*THE PROBLEM*. Where does the word "this" occur in the data below? Copy each line that holds it.

*ENTRIES SUPPLIED*.
-.-.-

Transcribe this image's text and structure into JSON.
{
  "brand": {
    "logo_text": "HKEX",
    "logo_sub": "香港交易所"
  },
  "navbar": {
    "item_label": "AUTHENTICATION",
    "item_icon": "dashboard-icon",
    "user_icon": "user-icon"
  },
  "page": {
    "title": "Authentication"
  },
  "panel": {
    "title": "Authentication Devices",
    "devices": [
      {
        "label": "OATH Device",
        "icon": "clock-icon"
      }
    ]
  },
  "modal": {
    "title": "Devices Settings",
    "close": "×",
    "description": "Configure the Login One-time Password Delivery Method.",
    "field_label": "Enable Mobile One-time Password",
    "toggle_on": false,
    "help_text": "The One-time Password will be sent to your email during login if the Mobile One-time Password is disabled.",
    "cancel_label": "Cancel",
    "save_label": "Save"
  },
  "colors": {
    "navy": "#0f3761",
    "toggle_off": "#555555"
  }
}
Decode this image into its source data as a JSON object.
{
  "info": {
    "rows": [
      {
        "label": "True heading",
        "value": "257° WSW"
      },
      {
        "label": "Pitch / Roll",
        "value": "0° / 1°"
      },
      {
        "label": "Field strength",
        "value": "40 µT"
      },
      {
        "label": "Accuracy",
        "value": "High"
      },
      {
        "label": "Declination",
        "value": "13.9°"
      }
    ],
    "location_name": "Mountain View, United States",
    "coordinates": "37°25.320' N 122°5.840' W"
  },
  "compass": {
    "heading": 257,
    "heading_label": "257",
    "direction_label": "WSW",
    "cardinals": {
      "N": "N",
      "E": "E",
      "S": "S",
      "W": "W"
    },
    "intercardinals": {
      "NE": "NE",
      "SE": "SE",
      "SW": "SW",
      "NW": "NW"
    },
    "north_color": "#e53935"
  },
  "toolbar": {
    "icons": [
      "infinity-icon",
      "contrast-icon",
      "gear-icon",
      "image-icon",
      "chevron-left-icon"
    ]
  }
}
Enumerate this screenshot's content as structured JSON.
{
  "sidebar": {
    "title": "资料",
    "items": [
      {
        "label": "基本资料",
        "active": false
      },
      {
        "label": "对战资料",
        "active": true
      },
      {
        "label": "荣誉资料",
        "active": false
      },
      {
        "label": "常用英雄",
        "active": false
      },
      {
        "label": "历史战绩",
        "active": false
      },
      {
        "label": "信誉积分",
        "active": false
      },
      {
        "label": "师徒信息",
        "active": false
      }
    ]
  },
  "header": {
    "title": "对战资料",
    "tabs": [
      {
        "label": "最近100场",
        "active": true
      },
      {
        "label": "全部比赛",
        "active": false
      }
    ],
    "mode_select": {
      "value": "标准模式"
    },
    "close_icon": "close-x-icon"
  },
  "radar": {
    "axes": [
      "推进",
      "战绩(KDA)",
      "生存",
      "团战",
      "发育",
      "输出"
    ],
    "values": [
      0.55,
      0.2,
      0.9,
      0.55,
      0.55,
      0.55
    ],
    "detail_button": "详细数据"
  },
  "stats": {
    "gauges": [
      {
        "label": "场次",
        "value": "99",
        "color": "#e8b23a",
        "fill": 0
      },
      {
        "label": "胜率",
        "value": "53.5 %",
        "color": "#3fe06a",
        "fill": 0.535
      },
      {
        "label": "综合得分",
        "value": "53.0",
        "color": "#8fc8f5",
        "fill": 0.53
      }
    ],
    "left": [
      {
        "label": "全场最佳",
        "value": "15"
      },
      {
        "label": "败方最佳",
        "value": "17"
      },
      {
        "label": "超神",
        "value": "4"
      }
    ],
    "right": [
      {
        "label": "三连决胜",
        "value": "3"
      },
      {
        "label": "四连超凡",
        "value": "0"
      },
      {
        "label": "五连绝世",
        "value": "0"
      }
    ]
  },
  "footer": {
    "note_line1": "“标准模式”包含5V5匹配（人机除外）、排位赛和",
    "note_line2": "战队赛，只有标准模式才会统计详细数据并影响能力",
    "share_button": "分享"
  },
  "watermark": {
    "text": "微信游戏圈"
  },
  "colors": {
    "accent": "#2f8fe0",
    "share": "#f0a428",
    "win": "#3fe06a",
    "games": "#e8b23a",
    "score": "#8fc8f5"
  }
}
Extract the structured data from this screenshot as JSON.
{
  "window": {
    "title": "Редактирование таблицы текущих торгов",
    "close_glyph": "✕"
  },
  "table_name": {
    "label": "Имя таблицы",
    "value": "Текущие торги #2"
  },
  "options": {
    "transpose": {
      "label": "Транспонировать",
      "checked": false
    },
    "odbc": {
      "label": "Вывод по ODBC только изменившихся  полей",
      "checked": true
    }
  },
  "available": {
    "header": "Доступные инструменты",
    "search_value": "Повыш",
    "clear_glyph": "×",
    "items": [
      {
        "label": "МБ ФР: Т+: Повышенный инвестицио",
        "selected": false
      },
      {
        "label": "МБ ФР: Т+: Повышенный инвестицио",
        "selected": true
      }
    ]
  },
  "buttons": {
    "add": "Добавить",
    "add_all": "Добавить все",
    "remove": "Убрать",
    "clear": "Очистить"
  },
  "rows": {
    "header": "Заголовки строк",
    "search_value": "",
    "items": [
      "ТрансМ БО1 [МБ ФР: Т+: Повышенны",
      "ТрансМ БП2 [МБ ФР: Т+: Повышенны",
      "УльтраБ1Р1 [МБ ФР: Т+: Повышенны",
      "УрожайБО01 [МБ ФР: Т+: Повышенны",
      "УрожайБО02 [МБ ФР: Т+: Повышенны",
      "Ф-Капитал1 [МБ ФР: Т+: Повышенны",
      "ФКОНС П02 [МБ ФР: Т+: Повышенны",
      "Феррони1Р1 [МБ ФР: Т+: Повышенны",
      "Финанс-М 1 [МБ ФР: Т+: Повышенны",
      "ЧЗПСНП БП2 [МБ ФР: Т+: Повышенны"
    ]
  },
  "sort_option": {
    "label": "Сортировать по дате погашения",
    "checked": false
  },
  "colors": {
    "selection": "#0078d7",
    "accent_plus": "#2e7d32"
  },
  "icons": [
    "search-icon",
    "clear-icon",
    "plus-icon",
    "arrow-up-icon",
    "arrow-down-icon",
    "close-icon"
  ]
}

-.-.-

*SOLUTION*.
Transcribe this image's text and structure into JSON.
Decode this image into its source data as a JSON object.
Enumerate this screenshot's content as structured JSON.
Extract the structured data from this screenshot as JSON.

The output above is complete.